While a Bible Dictionary is very valuable (see below for possible selections there), a Dictionary of Theology is fantastic for tracing historical ideas, various "-isms", philosophical movements and concepts, historical people (such as Jacob Arminius, John Hus, or Leo Tolstoy), Biblical themes (Atonement, the Holy Spirit, Sacrifice, etc), and theological concepts. It is here that the New Dictionary of Theology excels. While Bible Dictionaries clarify points related to biblical events, stories, and themes, they simply can't focus much attention to broader (more pertinent) information about theology, philosophy, and historical perspectives. That is why you want a good theological dictionary like this one.
Is the New Dictionary of Theology biased in any way?
Of course. All dictionaries and theologies are to one degree or another. The NDoT is edited by Sinclair Ferguson, David Wright, and JI Packer... and that means that it is going to be within the larger reformed movement of protestant thought. Though, I think the articles are fairly written and very accessible to people of all persuasions. No theological dictionary is going to be free from their own theological leanings, so the key is to find one that deals fairly with all the issues, and the NDoT does this well.
Sure; Size prohibits this book from being exhaustive in any sense.
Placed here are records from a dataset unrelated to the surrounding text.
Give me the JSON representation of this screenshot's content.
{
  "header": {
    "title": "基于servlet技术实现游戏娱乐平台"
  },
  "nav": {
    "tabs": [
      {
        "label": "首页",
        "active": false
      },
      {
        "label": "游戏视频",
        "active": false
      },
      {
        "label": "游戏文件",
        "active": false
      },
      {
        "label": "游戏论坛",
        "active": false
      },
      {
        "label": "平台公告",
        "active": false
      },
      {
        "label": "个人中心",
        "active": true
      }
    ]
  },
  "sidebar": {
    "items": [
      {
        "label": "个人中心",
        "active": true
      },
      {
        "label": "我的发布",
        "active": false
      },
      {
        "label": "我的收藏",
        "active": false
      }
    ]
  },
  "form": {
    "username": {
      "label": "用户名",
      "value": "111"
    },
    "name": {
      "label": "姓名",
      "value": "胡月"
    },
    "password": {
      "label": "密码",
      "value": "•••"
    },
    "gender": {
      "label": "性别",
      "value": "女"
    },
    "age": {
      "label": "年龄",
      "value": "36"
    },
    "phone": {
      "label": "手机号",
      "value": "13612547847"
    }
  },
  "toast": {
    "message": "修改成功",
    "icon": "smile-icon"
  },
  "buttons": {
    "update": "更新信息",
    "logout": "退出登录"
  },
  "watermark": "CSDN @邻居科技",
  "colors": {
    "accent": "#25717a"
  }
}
The articles are introductions. But the bibliographies at the end of the entries are very good for where to get more deeply plugged in. But to have this book any larger would make it NOT very useful ... and for what it does, it does very well. And that is why it gets 5 stars.
If you want a Bible Dictionary, consider the New Bible Dictionary (in this same series) as it is solid. My favorite Bible Dictionary is probably either Eerdman's Bible Dictionary or Harper-Collins Bible Dictionary (as far as one volume dictionaries go). Any of these three are very good. The New Ungers Bible dictionary is good as well, especially if you prefer a very conservative theological perspective.
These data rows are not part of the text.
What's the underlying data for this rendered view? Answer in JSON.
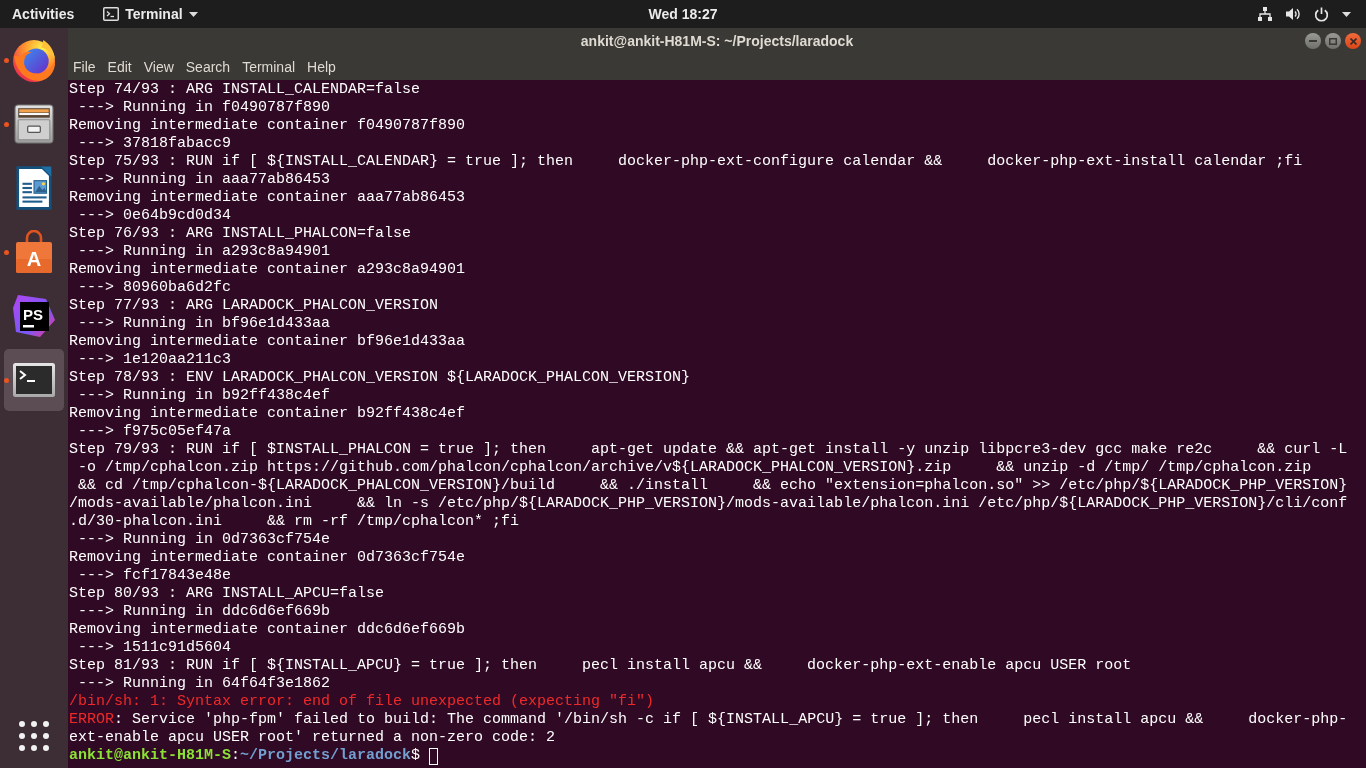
{
  "top_bar": {
    "activities": "Activities",
    "app_menu": "Terminal",
    "clock": "Wed 18:27"
  },
  "dock": {
    "items": [
      {
        "kind": "browser",
        "running": true,
        "selected": false
      },
      {
        "kind": "files",
        "running": true,
        "selected": false
      },
      {
        "kind": "writer",
        "running": false,
        "selected": false
      },
      {
        "kind": "software",
        "label": "A",
        "running": true,
        "selected": false
      },
      {
        "kind": "ide",
        "label": "PS",
        "running": false,
        "selected": false
      },
      {
        "kind": "terminal",
        "running": true,
        "selected": true
      }
    ]
  },
  "window": {
    "title": "ankit@ankit-H81M-S: ~/Projects/laradock",
    "menu": [
      "File",
      "Edit",
      "View",
      "Search",
      "Terminal",
      "Help"
    ]
  },
  "terminal": {
    "lines": [
      {
        "kind": "plain",
        "text": "Step 74/93 : ARG INSTALL_CALENDAR=false"
      },
      {
        "kind": "plain",
        "text": " ---> Running in f0490787f890"
      },
      {
        "kind": "plain",
        "text": "Removing intermediate container f0490787f890"
      },
      {
        "kind": "plain",
        "text": " ---> 37818fabacc9"
      },
      {
        "kind": "plain",
        "text": "Step 75/93 : RUN if [ ${INSTALL_CALENDAR} = true ]; then     docker-php-ext-configure calendar &&     docker-php-ext-install calendar ;fi"
      },
      {
        "kind": "plain",
        "text": " ---> Running in aaa77ab86453"
      },
      {
        "kind": "plain",
        "text": "Removing intermediate container aaa77ab86453"
      },
      {
        "kind": "plain",
        "text": " ---> 0e64b9cd0d34"
      },
      {
        "kind": "plain",
        "text": "Step 76/93 : ARG INSTALL_PHALCON=false"
      },
      {
        "kind": "plain",
        "text": " ---> Running in a293c8a94901"
      },
      {
        "kind": "plain",
        "text": "Removing intermediate container a293c8a94901"
      },
      {
        "kind": "plain",
        "text": " ---> 80960ba6d2fc"
      },
      {
        "kind": "plain",
        "text": "Step 77/93 : ARG LARADOCK_PHALCON_VERSION"
      },
      {
        "kind": "plain",
        "text": " ---> Running in bf96e1d433aa"
      },
      {
        "kind": "plain",
        "text": "Removing intermediate container bf96e1d433aa"
      },
      {
        "kind": "plain",
        "text": " ---> 1e120aa211c3"
      },
      {
        "kind": "plain",
        "text": "Step 78/93 : ENV LARADOCK_PHALCON_VERSION ${LARADOCK_PHALCON_VERSION}"
      },
      {
        "kind": "plain",
        "text": " ---> Running in b92ff438c4ef"
      },
      {
        "kind": "plain",
        "text": "Removing intermediate container b92ff438c4ef"
      },
      {
        "kind": "plain",
        "text": " ---> f975c05ef47a"
      },
      {
        "kind": "plain",
        "text": "Step 79/93 : RUN if [ $INSTALL_PHALCON = true ]; then     apt-get update && apt-get install -y unzip libpcre3-dev gcc make re2c     && curl -L"
      },
      {
        "kind": "plain",
        "text": " -o /tmp/cphalcon.zip https://github.com/phalcon/cphalcon/archive/v${LARADOCK_PHALCON_VERSION}.zip     && unzip -d /tmp/ /tmp/cphalcon.zip"
      },
      {
        "kind": "plain",
        "text": " && cd /tmp/cphalcon-${LARADOCK_PHALCON_VERSION}/build     && ./install     && echo \"extension=phalcon.so\" >> /etc/php/${LARADOCK_PHP_VERSION}"
      },
      {
        "kind": "plain",
        "text": "/mods-available/phalcon.ini     && ln -s /etc/php/${LARADOCK_PHP_VERSION}/mods-available/phalcon.ini /etc/php/${LARADOCK_PHP_VERSION}/cli/conf"
      },
      {
        "kind": "plain",
        "text": ".d/30-phalcon.ini     && rm -rf /tmp/cphalcon* ;fi"
      },
      {
        "kind": "plain",
        "text": " ---> Running in 0d7363cf754e"
      },
      {
        "kind": "plain",
        "text": "Removing intermediate container 0d7363cf754e"
      },
      {
        "kind": "plain",
        "text": " ---> fcf17843e48e"
      },
      {
        "kind": "plain",
        "text": "Step 80/93 : ARG INSTALL_APCU=false"
      },
      {
        "kind": "plain",
        "text": " ---> Running in ddc6d6ef669b"
      },
      {
        "kind": "plain",
        "text": "Removing intermediate container ddc6d6ef669b"
      },
      {
        "kind": "plain",
        "text": " ---> 1511c91d5604"
      },
      {
        "kind": "plain",
        "text": "Step 81/93 : RUN if [ ${INSTALL_APCU} = true ]; then     pecl install apcu &&     docker-php-ext-enable apcu USER root"
      },
      {
        "kind": "plain",
        "text": " ---> Running in 64f64f3e1862"
      },
      {
        "kind": "error",
        "text": "/bin/sh: 1: Syntax error: end of file unexpected (expecting \"fi\")"
      },
      {
        "segments": [
          {
            "kind": "error",
            "text": "ERROR"
          },
          {
            "kind": "plain",
            "text": ": Service 'php-fpm' failed to build: The command '/bin/sh -c if [ ${INSTALL_APCU} = true ]; then     pecl install apcu &&     docker-php-"
          }
        ]
      },
      {
        "kind": "plain",
        "text": "ext-enable apcu USER root' returned a non-zero code: 2"
      }
    ],
    "prompt": {
      "user_host": "ankit@ankit-H81M-S",
      "separator": ":",
      "path": "~/Projects/laradock",
      "symbol": "$"
    }
  }
}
Above 200 contributors from Asia, Africa, the United Kingdom, North America, India, and other regions, have supplied installments of various lengths. Each addition to the dictionary begins with a clearly printed topic in oversized font, unfolds in two columns, and then ends with the author noted in abbreviated format and a short bibliography. Articles vary in length from 160 words to over five single-spaced pages, and are evenly sourced. Some articles have multiple authors, as can be seen in the long piece on Russian Orthodox Theology that is penned by Harold O.J. Brown, and P.M. Walters.
Topics span the spectrum, covering ecclesiology, sacramentology, Christology, pneumatology, church history from the Apostolic Fathers to the late 20th Century, philosophy and philosophers, apologetics and apologists, theology and theologians. There are also some installments on African, Asian, and Indian theology. Though it is not exhaustive, it is informative, and attempts to maintain a balance of subjects.
The content contributed by each writer will leave the reader with at least enough information to have a workable sense of the subject. For example, I. Hamilton’s section on John McLeod Campbell gives an adequate amount of the clear facts so that a reader will have a general understanding of the peculiarity of Campbell’s theory on the atonement, why it got him removed from the 19th Century Church of Scotland, and which modern theologians have taken up Campbell’s position.
The New Dictionary of Theology is a single-volume resource that is useable and valuable. The owner of this work will return to it regularly, and will mark, read and digest its contents with profit. This is a solid gift for the seminarian, pastor, Bible teacher or thinker in your life. And it would be a sound investment for yourself. I am convinced you will appreciate its residence in your library!
Thanks to IVP Academic for the free copy of “New Dictionary of Theology” used for this review.